- On 25th June 2012
- Posted by admin
In this series of articles, I am going to walk you through an abstraction of the project we created (some details will be changed or left out, out of courtesy for our client), and shed some light on the peculiarities of developing hybrid mobile applications.
I am going to focus mainly on iOS development, but the basics are the same across all platforms. So let’s start with…
* Snappy UI or sluggish CPU hog
The first question you might ask is “but aren’t hybrid applications slower and more sluggish than native ones”, and the answer is that it depends entirely on how you go about coding the UI. Using the right techniques, and leveraging the power of the GPU present in high-end mobile devices will result in a satisfying user experience, while failure to follow best practices might indeed render your application slow and unresponsive.
Another important aspect of using iScroll is that many Android phones have a deficiency in displaying position: fixed elements.
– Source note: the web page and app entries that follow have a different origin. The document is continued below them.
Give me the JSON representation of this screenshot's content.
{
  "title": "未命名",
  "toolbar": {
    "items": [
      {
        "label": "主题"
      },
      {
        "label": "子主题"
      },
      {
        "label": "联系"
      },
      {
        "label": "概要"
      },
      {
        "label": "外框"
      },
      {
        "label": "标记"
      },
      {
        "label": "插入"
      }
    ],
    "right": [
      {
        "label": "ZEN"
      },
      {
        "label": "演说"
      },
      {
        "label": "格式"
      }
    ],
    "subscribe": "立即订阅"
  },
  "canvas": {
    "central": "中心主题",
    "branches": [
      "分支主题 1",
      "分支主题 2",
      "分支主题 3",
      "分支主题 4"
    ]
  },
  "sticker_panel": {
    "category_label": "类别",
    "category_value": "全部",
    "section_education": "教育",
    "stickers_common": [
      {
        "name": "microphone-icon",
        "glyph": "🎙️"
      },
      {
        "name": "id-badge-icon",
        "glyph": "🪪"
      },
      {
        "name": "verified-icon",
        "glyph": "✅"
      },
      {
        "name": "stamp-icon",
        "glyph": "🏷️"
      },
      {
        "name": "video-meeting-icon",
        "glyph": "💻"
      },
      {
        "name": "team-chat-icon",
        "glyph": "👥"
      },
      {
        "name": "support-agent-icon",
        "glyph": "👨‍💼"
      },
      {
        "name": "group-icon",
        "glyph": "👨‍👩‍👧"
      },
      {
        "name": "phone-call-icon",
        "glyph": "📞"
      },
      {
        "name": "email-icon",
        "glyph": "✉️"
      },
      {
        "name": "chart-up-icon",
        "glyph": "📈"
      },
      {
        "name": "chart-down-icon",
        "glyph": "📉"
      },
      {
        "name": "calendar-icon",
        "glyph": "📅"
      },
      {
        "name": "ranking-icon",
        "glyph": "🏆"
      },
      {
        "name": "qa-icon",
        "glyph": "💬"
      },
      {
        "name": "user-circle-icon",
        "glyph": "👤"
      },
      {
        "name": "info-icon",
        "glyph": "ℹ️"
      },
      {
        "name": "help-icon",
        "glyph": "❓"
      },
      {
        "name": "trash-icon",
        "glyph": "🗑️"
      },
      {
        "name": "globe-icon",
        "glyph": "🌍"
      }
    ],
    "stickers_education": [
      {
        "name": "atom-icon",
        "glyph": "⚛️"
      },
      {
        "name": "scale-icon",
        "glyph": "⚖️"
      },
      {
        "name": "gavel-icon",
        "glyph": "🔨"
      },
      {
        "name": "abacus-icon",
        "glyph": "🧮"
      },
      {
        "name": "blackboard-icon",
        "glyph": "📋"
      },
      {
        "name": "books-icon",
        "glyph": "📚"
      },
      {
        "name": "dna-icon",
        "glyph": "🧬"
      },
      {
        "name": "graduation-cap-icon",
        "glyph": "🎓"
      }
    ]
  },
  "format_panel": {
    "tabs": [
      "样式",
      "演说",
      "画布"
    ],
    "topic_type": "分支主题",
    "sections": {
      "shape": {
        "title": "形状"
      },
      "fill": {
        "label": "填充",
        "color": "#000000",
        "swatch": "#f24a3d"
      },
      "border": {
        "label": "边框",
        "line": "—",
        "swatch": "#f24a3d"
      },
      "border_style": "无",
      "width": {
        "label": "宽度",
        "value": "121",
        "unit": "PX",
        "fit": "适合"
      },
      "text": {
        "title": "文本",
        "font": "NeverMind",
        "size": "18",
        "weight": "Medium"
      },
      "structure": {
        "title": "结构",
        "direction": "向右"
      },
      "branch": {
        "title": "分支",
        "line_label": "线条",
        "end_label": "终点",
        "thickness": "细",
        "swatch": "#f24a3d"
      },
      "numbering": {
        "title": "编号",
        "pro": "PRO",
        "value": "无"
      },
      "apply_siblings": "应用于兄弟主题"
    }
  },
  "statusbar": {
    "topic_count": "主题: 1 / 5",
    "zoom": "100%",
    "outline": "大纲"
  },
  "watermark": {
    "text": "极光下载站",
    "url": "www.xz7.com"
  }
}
So in screens where we needed to display a static header and footer, we used absolute positioning, and made the central work area scrollable using iScroll. Thanks to the hardware acceleration, we didn’t experience any slowdown compared to “native” scrolling.
* Making the page play nice with mobile browsers
Speed is not all, there are some other things to remember when coding HTML for mobile platforms. Inadvertent scaling of the viewport can result in an unprofessional look, and even make your application borderline unusable. Few people are aware, but for example the mobile Safari will not display pages with 1:1 zoom by default, which means pixel-perfect screens put together specifically for the iPad will, by default, stretch off the screen when loaded.
To fix this problem, and to disable the pinch-to-zoom functionality built into the HTML viewport, you need to specify the following META tags:
<meta name="HandheldFriendly" content="True" />
<meta name="MobileOptimized" content="320" />
These tags will fix the first problem. The first one is for webkit-based devices (ie. iPhone and Android) while the second is for Microsoft devices. For the second tag, you need to set the screen width you optimized the page for.
And to disable pinch-to-zoom, set the following:
<meta name="viewport" content="width=device-width, target-densitydpi=160dpi, initial-scale=1.0, maximum-scale=1, minimum-scale=1, user-scalable=0" />
That’s all for today, next week I am going to go into some detail about the app, and show you what you need to do to start building PhoneGap apps in XCode.